Children are being increasingly targeted online by sex offenders, figures obtained by the NSPCC suggest.
The children’s charity said a record 8,224 child sexual offences logged by police in England, Wales and Northern Ireland last year had an online element – an average of 22 a day.
The charity, which obtained the data through a freedom of information request and received responses from 40 out of 44 police forces, urged the Government to prioritise new laws that offer new levels of online safety for young people.
On Monday, NSPCC chief executive Peter Wanless criticised Facebook’s increasing use of encryption to secure messages on its platform, warning it was a “risk and a backward step” in keeping children safe online.

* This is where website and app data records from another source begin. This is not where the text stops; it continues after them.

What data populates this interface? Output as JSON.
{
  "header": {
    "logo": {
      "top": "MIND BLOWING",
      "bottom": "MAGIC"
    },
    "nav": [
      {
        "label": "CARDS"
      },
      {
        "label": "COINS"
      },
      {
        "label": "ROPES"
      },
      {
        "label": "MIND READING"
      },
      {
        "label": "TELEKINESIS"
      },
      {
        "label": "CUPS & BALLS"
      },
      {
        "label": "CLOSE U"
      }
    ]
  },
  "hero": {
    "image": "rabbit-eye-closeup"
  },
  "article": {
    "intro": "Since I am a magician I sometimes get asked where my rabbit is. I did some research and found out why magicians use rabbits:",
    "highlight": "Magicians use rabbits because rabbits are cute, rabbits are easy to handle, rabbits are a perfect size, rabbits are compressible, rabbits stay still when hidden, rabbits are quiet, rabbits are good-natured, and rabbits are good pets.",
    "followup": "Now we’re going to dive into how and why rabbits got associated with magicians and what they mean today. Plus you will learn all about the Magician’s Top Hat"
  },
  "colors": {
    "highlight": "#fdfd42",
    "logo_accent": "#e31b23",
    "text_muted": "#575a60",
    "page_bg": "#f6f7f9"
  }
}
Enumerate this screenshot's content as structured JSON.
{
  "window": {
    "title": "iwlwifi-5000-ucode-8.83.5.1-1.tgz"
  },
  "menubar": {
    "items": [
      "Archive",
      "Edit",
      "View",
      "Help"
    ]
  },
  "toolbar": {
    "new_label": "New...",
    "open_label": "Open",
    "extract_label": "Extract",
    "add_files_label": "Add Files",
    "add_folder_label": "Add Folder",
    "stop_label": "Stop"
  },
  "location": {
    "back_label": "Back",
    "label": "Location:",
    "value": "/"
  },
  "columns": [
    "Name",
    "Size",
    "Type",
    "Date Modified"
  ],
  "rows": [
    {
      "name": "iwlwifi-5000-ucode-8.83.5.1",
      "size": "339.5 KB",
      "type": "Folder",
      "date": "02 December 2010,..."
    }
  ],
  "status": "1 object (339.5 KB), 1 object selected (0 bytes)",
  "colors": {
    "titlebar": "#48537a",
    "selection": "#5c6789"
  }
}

Speaking about the charity’s latest findings, Mr Wanless said: “Behind each offence is a child suffering at the hands of sex offenders and, worryingly, we know these figures are the tip of the iceberg.
“Far too many children are drowning in a sea of online threats so it’s now time for the next prime minister, whoever he may be, to cast out the life jacket.
“He must hold his nerve and introduce an independent regulator to protect children from the risks of abuse and harmful content.”
According to the figures, 13 was the most common age of victims where ages were recorded, while 185 offences were committed against children aged 10 and under, the NSPCC said.
The figures have been published on the day Home Secretary Sajid Javid is announcing a new cross-Government strategy to help eradicate child sexual abuse.
Speaking at the NSPCC’s How Safe are our Children? conference in London, Mr Javid will encourage the Government and law enforcement to take an integrated approach to tackling abuse, recognising how online and offline abuse overlap.
“The Government must build on our existing work to stop all forms of child sexual abuse and support all victims and survivors,” Mr Javid is expected to say.
“So I’m pleased to announce that later this year we will publish a national strategy covering our comprehensive response to all forms of child sexual abuse.”
In April, the Government published its white paper on online harms, which threatens tech giants with large fines and criminal liability for bosses of firms that do not comply with a new duty of care, overseen by an independent regulator.
The white paper, published jointly by the Department for Digital, Culture, Media and Sport (DCMS) and the Home Office, proposes strict new rules that require firms to take responsibility for users and their safety, as well as the content on their services.